### What you will do:
Scan the entries below. List each line with "photo".

### Recorded information:
-=-=-

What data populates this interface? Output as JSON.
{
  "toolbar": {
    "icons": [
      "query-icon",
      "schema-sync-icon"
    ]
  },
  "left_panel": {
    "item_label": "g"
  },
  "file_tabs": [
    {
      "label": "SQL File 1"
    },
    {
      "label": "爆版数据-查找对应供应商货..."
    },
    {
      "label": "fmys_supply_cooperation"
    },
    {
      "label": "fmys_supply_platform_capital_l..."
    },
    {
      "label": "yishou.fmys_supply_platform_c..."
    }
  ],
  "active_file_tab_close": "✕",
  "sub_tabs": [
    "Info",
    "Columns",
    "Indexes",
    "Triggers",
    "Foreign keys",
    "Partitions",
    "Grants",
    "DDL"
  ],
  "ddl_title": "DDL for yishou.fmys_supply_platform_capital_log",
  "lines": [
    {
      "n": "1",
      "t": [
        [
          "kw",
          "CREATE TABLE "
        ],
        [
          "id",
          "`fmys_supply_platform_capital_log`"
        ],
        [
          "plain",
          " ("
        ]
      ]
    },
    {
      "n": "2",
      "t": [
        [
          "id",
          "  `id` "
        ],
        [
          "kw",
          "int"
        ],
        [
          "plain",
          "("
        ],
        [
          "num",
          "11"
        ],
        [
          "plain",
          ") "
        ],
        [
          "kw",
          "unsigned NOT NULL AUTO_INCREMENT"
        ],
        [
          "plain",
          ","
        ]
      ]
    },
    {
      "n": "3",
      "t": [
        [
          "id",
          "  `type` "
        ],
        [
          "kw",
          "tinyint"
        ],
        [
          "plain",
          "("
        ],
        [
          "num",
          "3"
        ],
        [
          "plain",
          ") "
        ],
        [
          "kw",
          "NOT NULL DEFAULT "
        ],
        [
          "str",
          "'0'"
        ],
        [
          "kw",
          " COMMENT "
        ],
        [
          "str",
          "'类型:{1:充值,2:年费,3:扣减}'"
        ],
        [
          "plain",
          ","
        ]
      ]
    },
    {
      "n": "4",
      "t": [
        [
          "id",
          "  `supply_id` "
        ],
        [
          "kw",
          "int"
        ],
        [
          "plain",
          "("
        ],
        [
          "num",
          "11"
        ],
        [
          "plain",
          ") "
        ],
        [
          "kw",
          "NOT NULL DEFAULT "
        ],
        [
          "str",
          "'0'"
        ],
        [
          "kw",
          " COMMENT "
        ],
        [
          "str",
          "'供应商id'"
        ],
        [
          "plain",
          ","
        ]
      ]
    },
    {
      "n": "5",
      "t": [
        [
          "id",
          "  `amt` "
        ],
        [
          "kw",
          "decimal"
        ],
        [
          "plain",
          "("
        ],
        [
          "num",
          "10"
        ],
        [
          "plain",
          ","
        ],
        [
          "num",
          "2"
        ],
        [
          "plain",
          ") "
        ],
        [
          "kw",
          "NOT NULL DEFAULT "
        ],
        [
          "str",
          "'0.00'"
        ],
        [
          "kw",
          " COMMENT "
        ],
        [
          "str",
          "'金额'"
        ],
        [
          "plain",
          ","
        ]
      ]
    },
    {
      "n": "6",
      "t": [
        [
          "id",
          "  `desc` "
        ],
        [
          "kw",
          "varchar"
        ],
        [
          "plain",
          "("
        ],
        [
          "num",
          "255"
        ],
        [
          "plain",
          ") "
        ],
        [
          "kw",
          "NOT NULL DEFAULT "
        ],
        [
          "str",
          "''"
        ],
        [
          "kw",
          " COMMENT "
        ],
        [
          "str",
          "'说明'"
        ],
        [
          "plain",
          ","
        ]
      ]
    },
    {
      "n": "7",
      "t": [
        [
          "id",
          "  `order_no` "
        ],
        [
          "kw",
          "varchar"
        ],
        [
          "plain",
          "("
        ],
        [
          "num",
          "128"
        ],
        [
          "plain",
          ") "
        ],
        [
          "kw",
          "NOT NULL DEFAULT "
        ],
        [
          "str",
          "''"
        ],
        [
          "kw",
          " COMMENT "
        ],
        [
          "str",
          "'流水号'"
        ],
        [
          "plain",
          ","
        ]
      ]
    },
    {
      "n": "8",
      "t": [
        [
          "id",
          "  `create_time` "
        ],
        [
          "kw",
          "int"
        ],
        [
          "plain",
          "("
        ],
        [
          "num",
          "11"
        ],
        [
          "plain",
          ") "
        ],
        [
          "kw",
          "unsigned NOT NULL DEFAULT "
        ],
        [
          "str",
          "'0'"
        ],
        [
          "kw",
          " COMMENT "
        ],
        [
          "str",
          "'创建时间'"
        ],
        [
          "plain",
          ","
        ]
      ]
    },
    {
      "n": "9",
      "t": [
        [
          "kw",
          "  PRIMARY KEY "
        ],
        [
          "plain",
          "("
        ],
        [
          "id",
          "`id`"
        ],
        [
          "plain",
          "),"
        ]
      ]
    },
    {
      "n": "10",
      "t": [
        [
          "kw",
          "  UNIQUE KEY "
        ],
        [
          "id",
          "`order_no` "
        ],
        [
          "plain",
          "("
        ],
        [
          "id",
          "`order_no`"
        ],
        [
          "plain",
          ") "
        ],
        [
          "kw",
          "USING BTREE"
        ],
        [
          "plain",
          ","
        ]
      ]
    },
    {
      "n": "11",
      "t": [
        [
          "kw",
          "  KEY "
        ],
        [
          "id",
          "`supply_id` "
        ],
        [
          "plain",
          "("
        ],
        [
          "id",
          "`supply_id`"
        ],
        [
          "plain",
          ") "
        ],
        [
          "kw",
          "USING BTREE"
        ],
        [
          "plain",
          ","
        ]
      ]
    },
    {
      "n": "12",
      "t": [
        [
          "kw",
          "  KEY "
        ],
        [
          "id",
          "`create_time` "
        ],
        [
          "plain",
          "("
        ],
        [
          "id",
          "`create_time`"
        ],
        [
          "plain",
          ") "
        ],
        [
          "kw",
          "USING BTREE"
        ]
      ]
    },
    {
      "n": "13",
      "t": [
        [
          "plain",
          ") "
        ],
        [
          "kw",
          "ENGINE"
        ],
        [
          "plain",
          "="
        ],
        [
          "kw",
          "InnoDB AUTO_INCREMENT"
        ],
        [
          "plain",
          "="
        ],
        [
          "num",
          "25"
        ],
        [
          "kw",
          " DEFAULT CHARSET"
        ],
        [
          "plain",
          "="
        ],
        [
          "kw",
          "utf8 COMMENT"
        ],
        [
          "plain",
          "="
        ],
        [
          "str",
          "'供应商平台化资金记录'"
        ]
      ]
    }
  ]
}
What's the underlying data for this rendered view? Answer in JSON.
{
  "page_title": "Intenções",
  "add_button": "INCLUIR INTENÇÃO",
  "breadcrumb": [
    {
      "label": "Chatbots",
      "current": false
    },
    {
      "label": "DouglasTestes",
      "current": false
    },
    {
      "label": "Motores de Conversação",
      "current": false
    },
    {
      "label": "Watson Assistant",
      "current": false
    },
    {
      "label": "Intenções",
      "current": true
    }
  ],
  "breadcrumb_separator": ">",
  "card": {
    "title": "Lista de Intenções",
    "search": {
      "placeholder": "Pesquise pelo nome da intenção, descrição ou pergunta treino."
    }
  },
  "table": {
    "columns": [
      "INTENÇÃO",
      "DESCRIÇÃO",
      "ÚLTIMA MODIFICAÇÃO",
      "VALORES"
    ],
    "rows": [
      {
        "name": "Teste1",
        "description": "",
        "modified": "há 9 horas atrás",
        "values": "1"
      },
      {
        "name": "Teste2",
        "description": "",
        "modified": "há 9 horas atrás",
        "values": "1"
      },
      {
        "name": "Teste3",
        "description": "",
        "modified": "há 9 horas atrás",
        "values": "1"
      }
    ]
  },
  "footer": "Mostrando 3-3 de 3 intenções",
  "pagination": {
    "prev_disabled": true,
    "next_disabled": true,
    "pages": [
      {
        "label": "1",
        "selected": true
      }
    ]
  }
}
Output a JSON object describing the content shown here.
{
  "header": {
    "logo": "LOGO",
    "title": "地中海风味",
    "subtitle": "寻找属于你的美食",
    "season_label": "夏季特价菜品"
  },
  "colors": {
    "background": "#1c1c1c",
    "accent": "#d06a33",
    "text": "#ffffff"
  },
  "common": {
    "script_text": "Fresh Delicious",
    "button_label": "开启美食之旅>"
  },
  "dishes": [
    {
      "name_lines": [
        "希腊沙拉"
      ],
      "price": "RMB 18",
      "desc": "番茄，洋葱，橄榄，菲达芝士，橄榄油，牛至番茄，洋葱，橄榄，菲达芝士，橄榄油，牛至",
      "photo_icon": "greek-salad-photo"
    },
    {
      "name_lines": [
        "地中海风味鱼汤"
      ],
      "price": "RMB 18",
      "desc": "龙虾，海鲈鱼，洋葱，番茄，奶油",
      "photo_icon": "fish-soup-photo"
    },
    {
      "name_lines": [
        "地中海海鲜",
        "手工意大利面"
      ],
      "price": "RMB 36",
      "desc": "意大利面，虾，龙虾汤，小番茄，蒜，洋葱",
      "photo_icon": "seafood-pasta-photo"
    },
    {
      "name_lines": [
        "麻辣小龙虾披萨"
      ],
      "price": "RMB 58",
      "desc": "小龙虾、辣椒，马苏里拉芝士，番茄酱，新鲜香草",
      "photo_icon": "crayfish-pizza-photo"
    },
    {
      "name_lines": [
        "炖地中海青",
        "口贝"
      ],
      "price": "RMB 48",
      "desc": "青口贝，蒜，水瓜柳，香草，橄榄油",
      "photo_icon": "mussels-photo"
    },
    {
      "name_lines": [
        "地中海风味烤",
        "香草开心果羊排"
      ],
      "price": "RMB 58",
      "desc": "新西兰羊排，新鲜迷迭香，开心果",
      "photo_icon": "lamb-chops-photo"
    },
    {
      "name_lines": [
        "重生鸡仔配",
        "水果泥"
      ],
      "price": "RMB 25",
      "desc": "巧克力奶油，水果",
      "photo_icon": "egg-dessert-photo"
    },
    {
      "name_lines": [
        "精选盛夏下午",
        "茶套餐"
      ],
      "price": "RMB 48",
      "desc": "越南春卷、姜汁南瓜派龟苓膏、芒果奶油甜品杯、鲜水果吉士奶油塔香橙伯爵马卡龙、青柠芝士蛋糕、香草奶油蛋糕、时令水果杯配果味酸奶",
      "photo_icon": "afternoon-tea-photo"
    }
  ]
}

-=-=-

### Answer below:
      "photo_icon": "greek-salad-photo"
      "photo_icon": "fish-soup-photo"
      "photo_icon": "seafood-pasta-photo"
      "photo_icon": "crayfish-pizza-photo"
      "photo_icon": "mussels-photo"
      "photo_icon": "lamb-chops-photo"
      "photo_icon": "egg-dessert-photo"
      "photo_icon": "afternoon-tea-photo"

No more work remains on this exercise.